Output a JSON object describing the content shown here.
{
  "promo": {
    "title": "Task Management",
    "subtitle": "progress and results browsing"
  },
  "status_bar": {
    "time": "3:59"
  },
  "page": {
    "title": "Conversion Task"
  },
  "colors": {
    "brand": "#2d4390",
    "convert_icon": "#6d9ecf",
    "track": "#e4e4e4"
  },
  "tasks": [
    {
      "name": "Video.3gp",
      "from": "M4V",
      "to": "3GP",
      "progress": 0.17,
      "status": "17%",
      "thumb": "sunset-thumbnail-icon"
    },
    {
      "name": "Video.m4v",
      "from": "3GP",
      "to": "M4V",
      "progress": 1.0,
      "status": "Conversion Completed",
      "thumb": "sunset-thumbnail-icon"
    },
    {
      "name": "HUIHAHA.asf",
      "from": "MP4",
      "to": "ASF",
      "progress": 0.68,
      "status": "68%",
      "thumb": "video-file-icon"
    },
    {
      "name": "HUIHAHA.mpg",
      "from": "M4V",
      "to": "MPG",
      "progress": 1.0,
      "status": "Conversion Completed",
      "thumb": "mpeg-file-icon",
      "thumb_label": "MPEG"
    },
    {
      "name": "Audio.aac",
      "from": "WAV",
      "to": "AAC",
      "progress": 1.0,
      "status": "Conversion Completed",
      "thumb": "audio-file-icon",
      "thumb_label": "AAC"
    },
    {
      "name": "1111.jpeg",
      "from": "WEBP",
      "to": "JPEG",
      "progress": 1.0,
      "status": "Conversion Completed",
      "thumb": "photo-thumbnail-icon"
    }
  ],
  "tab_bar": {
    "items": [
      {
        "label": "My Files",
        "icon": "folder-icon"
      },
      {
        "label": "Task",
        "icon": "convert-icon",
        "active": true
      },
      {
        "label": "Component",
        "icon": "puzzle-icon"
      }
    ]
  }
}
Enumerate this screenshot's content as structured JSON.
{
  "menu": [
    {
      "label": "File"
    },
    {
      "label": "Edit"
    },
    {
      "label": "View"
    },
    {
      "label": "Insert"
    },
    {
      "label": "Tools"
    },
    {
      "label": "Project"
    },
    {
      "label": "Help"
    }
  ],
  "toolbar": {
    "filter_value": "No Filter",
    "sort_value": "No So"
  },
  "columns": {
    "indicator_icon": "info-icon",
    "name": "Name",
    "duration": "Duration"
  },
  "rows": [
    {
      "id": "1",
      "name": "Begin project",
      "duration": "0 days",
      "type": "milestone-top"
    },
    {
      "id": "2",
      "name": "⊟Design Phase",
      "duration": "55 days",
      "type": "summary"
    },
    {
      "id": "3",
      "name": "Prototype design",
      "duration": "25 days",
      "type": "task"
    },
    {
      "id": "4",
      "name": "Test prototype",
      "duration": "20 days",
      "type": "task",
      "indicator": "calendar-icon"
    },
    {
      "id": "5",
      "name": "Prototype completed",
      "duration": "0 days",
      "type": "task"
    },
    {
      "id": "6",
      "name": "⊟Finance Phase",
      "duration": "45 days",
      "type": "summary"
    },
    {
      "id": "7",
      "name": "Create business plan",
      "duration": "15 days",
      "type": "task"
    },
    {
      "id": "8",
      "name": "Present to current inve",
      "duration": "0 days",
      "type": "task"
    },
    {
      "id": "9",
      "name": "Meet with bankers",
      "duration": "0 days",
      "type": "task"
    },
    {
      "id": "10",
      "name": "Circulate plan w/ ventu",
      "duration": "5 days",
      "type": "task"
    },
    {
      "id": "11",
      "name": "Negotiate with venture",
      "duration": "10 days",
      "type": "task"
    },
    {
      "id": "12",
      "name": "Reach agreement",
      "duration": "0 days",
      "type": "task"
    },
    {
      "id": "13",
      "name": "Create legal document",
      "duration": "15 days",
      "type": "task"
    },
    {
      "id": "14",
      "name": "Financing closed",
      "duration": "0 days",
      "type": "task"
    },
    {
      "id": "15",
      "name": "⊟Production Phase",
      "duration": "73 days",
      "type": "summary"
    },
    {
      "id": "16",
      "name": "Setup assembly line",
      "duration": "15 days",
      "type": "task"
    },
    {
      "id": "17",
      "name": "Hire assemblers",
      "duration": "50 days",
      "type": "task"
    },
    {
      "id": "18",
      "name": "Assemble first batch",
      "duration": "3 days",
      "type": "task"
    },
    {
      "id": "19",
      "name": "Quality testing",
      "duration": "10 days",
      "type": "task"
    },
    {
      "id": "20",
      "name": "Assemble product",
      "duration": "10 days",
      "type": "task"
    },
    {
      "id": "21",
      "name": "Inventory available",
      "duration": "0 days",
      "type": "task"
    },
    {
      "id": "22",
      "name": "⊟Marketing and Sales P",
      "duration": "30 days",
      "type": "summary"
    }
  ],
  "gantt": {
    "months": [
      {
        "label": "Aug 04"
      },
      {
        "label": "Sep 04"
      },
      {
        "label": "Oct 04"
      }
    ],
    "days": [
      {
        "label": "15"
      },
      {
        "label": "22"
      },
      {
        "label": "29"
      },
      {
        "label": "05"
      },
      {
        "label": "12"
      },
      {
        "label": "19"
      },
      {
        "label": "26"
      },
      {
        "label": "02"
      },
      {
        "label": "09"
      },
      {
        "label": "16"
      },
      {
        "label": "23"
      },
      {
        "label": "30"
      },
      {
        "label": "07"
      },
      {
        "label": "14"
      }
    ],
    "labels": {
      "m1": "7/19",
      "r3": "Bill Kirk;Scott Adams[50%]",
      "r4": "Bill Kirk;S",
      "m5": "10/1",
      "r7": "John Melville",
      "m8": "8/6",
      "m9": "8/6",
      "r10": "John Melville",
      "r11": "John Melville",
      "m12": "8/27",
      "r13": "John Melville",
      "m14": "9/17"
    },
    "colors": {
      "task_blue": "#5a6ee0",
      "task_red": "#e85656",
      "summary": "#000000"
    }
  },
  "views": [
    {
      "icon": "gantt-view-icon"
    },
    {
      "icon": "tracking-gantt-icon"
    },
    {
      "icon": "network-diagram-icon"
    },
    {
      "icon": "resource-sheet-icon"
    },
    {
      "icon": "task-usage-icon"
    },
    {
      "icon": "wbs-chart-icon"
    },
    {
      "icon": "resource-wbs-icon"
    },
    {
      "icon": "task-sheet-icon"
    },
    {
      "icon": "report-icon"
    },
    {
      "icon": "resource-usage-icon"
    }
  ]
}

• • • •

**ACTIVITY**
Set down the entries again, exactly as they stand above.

**SOLUTION TO THE EXERCISE**
Output a JSON object describing the content shown here.
{
  "promo": {
    "title": "Task Management",
    "subtitle": "progress and results browsing"
  },
  "status_bar": {
    "time": "3:59"
  },
  "page": {
    "title": "Conversion Task"
  },
  "colors": {
    "brand": "#2d4390",
    "convert_icon": "#6d9ecf",
    "track": "#e4e4e4"
  },
  "tasks": [
    {
      "name": "Video.3gp",
      "from": "M4V",
      "to": "3GP",
      "progress": 0.17,
      "status": "17%",
      "thumb": "sunset-thumbnail-icon"
    },
    {
      "name": "Video.m4v",
      "from": "3GP",
      "to": "M4V",
      "progress": 1.0,
      "status": "Conversion Completed",
      "thumb": "sunset-thumbnail-icon"
    },
    {
      "name": "HUIHAHA.asf",
      "from": "MP4",
      "to": "ASF",
      "progress": 0.68,
      "status": "68%",
      "thumb": "video-file-icon"
    },
    {
      "name": "HUIHAHA.mpg",
      "from": "M4V",
      "to": "MPG",
      "progress": 1.0,
      "status": "Conversion Completed",
      "thumb": "mpeg-file-icon",
      "thumb_label": "MPEG"
    },
    {
      "name": "Audio.aac",
      "from": "WAV",
      "to": "AAC",
      "progress": 1.0,
      "status": "Conversion Completed",
      "thumb": "audio-file-icon",
      "thumb_label": "AAC"
    },
    {
      "name": "1111.jpeg",
      "from": "WEBP",
      "to": "JPEG",
      "progress": 1.0,
      "status": "Conversion Completed",
      "thumb": "photo-thumbnail-icon"
    }
  ],
  "tab_bar": {
    "items": [
      {
        "label": "My Files",
        "icon": "folder-icon"
      },
      {
        "label": "Task",
        "icon": "convert-icon",
        "active": true
      },
      {
        "label": "Component",
        "icon": "puzzle-icon"
      }
    ]
  }
}
Enumerate this screenshot's content as structured JSON.
{
  "menu": [
    {
      "label": "File"
    },
    {
      "label": "Edit"
    },
    {
      "label": "View"
    },
    {
      "label": "Insert"
    },
    {
      "label": "Tools"
    },
    {
      "label": "Project"
    },
    {
      "label": "Help"
    }
  ],
  "toolbar": {
    "filter_value": "No Filter",
    "sort_value": "No So"
  },
  "columns": {
    "indicator_icon": "info-icon",
    "name": "Name",
    "duration": "Duration"
  },
  "rows": [
    {
      "id": "1",
      "name": "Begin project",
      "duration": "0 days",
      "type": "milestone-top"
    },
    {
      "id": "2",
      "name": "⊟Design Phase",
      "duration": "55 days",
      "type": "summary"
    },
    {
      "id": "3",
      "name": "Prototype design",
      "duration": "25 days",
      "type": "task"
    },
    {
      "id": "4",
      "name": "Test prototype",
      "duration": "20 days",
      "type": "task",
      "indicator": "calendar-icon"
    },
    {
      "id": "5",
      "name": "Prototype completed",
      "duration": "0 days",
      "type": "task"
    },
    {
      "id": "6",
      "name": "⊟Finance Phase",
      "duration": "45 days",
      "type": "summary"
    },
    {
      "id": "7",
      "name": "Create business plan",
      "duration": "15 days",
      "type": "task"
    },
    {
      "id": "8",
      "name": "Present to current inve",
      "duration": "0 days",
      "type": "task"
    },
    {
      "id": "9",
      "name": "Meet with bankers",
      "duration": "0 days",
      "type": "task"
    },
    {
      "id": "10",
      "name": "Circulate plan w/ ventu",
      "duration": "5 days",
      "type": "task"
    },
    {
      "id": "11",
      "name": "Negotiate with venture",
      "duration": "10 days",
      "type": "task"
    },
    {
      "id": "12",
      "name": "Reach agreement",
      "duration": "0 days",
      "type": "task"
    },
    {
      "id": "13",
      "name": "Create legal document",
      "duration": "15 days",
      "type": "task"
    },
    {
      "id": "14",
      "name": "Financing closed",
      "duration": "0 days",
      "type": "task"
    },
    {
      "id": "15",
      "name": "⊟Production Phase",
      "duration": "73 days",
      "type": "summary"
    },
    {
      "id": "16",
      "name": "Setup assembly line",
      "duration": "15 days",
      "type": "task"
    },
    {
      "id": "17",
      "name": "Hire assemblers",
      "duration": "50 days",
      "type": "task"
    },
    {
      "id": "18",
      "name": "Assemble first batch",
      "duration": "3 days",
      "type": "task"
    },
    {
      "id": "19",
      "name": "Quality testing",
      "duration": "10 days",
      "type": "task"
    },
    {
      "id": "20",
      "name": "Assemble product",
      "duration": "10 days",
      "type": "task"
    },
    {
      "id": "21",
      "name": "Inventory available",
      "duration": "0 days",
      "type": "task"
    },
    {
      "id": "22",
      "name": "⊟Marketing and Sales P",
      "duration": "30 days",
      "type": "summary"
    }
  ],
  "gantt": {
    "months": [
      {
        "label": "Aug 04"
      },
      {
        "label": "Sep 04"
      },
      {
        "label": "Oct 04"
      }
    ],
    "days": [
      {
        "label": "15"
      },
      {
        "label": "22"
      },
      {
        "label": "29"
      },
      {
        "label": "05"
      },
      {
        "label": "12"
      },
      {
        "label": "19"
      },
      {
        "label": "26"
      },
      {
        "label": "02"
      },
      {
        "label": "09"
      },
      {
        "label": "16"
      },
      {
        "label": "23"
      },
      {
        "label": "30"
      },
      {
        "label": "07"
      },
      {
        "label": "14"
      }
    ],
    "labels": {
      "m1": "7/19",
      "r3": "Bill Kirk;Scott Adams[50%]",
      "r4": "Bill Kirk;S",
      "m5": "10/1",
      "r7": "John Melville",
      "m8": "8/6",
      "m9": "8/6",
      "r10": "John Melville",
      "r11": "John Melville",
      "m12": "8/27",
      "r13": "John Melville",
      "m14": "9/17"
    },
    "colors": {
      "task_blue": "#5a6ee0",
      "task_red": "#e85656",
      "summary": "#000000"
    }
  },
  "views": [
    {
      "icon": "gantt-view-icon"
    },
    {
      "icon": "tracking-gantt-icon"
    },
    {
      "icon": "network-diagram-icon"
    },
    {
      "icon": "resource-sheet-icon"
    },
    {
      "icon": "task-usage-icon"
    },
    {
      "icon": "wbs-chart-icon"
    },
    {
      "icon": "resource-wbs-icon"
    },
    {
      "icon": "task-sheet-icon"
    },
    {
      "icon": "report-icon"
    },
    {
      "icon": "resource-usage-icon"
    }
  ]
}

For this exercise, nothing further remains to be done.